Copy every line from the records that holds the word "Example".

--- Records for this exercise ---

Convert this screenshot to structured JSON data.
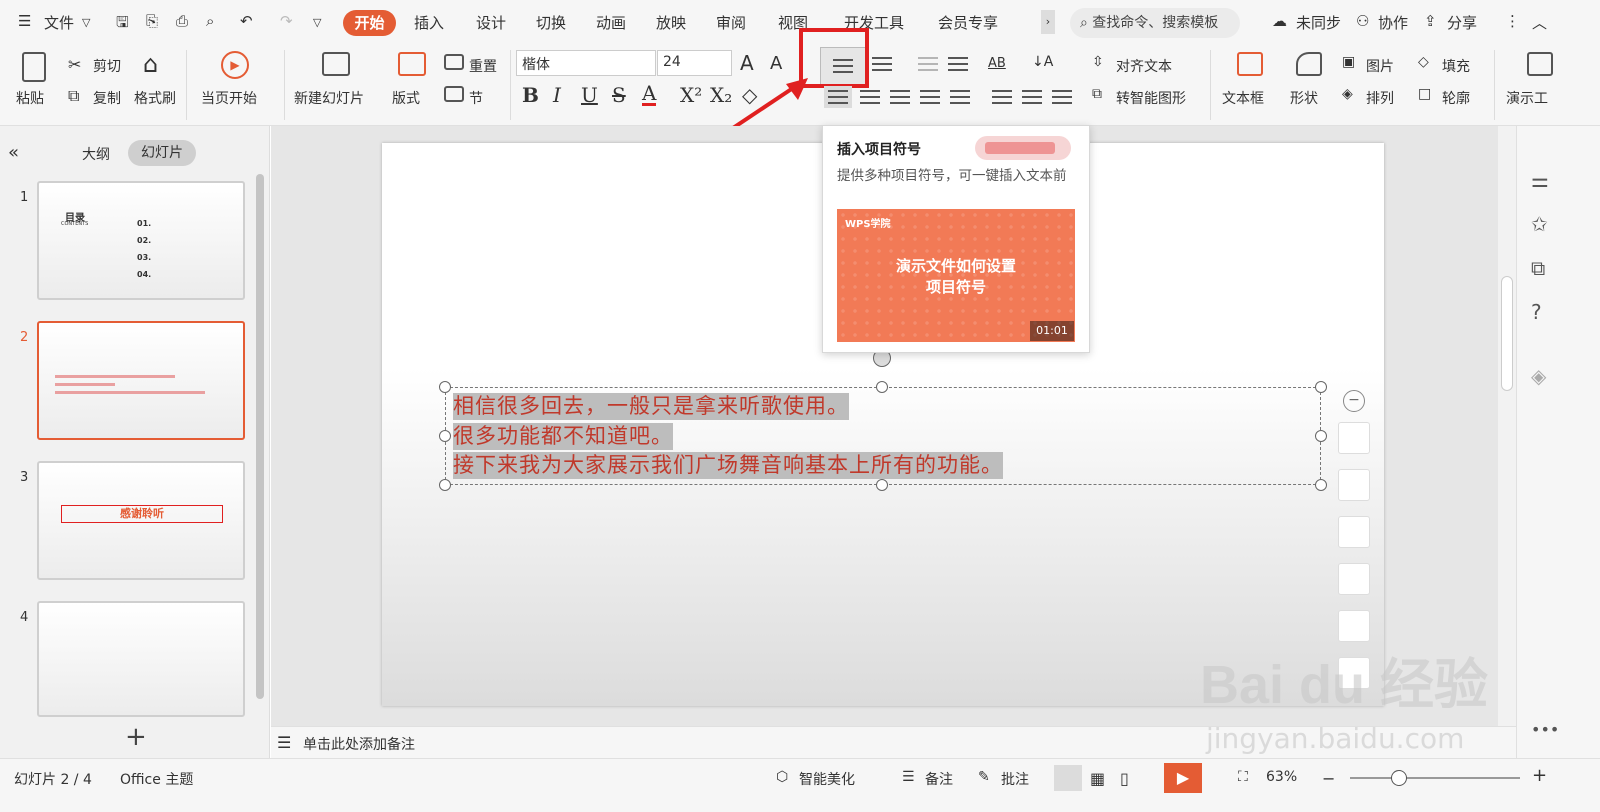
{
  "menu": {
    "file": "文件",
    "tabs": [
      "开始",
      "插入",
      "设计",
      "切换",
      "动画",
      "放映",
      "审阅",
      "视图",
      "开发工具",
      "会员专享"
    ],
    "search_placeholder": "查找命令、搜索模板",
    "sync": "未同步",
    "collab": "协作",
    "share": "分享"
  },
  "ribbon": {
    "paste": "粘贴",
    "cut": "剪切",
    "copy": "复制",
    "format_painter": "格式刷",
    "from_current": "当页开始",
    "new_slide": "新建幻灯片",
    "layout": "版式",
    "reset": "重置",
    "section": "节",
    "font_name": "楷体",
    "font_size": "24",
    "align_text": "对齐文本",
    "smart_shape": "转智能图形",
    "textbox": "文本框",
    "shape": "形状",
    "picture": "图片",
    "arrange": "排列",
    "fill": "填充",
    "outline": "轮廓",
    "presentation_tools": "演示工"
  },
  "leftpane": {
    "tab_outline": "大纲",
    "tab_slides": "幻灯片",
    "slide_numbers": [
      "1",
      "2",
      "3",
      "4"
    ],
    "thumb1_title": "目录",
    "thumb1_sub": "CONTENTS",
    "thumb1_items": [
      "01.",
      "02.",
      "03.",
      "04."
    ],
    "thumb3_text": "感谢聆听",
    "add": "+"
  },
  "slide": {
    "lines": [
      "相信很多回去，一般只是拿来听歌使用。",
      "很多功能都不知道吧。",
      "接下来我为大家展示我们广场舞音响基本上所有的功能。"
    ]
  },
  "tooltip": {
    "title": "插入项目符号",
    "desc": "提供多种项目符号，可一键插入文本前",
    "video_brand": "WPS学院",
    "video_title_1": "演示文件如何设置",
    "video_title_2": "项目符号",
    "video_duration": "01:01"
  },
  "notes": {
    "placeholder": "单击此处添加备注"
  },
  "status": {
    "slide_indicator": "幻灯片 2 / 4",
    "theme": "Office 主题",
    "smart_beautify": "智能美化",
    "notes": "备注",
    "comments": "批注",
    "zoom": "63%"
  },
  "watermark": {
    "brand": "Bai du 经验",
    "url": "jingyan.baidu.com"
  },
  "colors": {
    "accent": "#e45c34",
    "highlight_red": "#e02020",
    "slide_text": "#c0392b"
  }
}
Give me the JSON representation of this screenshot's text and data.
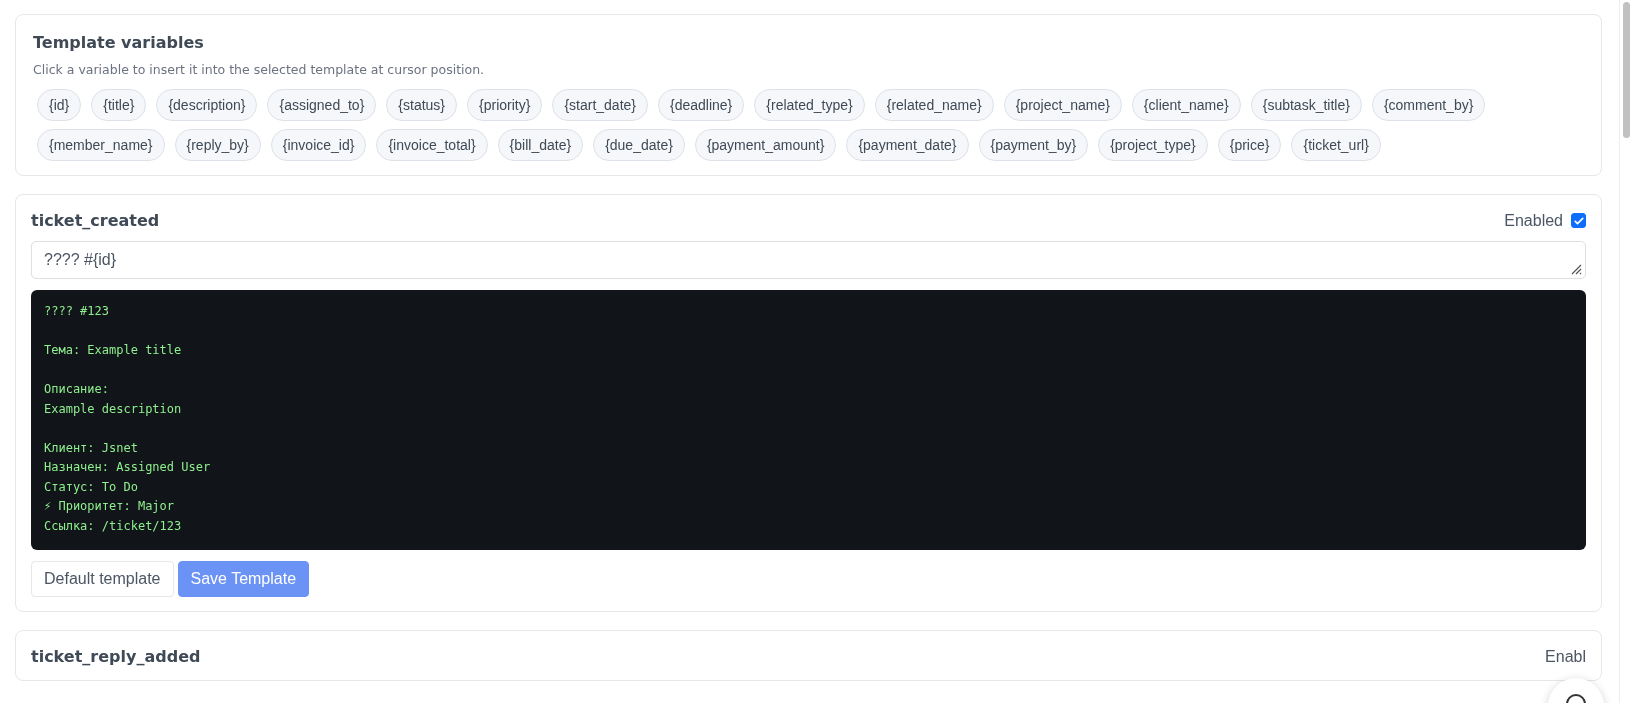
{
  "variables_card": {
    "title": "Template variables",
    "hint": "Click a variable to insert it into the selected template at cursor position.",
    "variables": [
      "{id}",
      "{title}",
      "{description}",
      "{assigned_to}",
      "{status}",
      "{priority}",
      "{start_date}",
      "{deadline}",
      "{related_type}",
      "{related_name}",
      "{project_name}",
      "{client_name}",
      "{subtask_title}",
      "{comment_by}",
      "{member_name}",
      "{reply_by}",
      "{invoice_id}",
      "{invoice_total}",
      "{bill_date}",
      "{due_date}",
      "{payment_amount}",
      "{payment_date}",
      "{payment_by}",
      "{project_type}",
      "{price}",
      "{ticket_url}"
    ]
  },
  "templates": [
    {
      "name": "ticket_created",
      "enabled_label": "Enabled",
      "enabled": true,
      "subject": "???? #{id}",
      "preview": [
        [
          "???? #123"
        ],
        [
          "Тема: Example title"
        ],
        [
          "Описание:",
          "Example description"
        ],
        [
          "Клиент: Jsnet",
          "Назначен: Assigned User",
          "Статус: To Do",
          "⚡ Приоритет: Major",
          "Ссылка: /ticket/123"
        ]
      ],
      "buttons": [
        "Default template",
        "Save Template"
      ]
    },
    {
      "name": "ticket_reply_added",
      "enabled_label": "Enabl"
    }
  ]
}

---

Solution to this task ▸
          "Тема: Example title"
          "Example description"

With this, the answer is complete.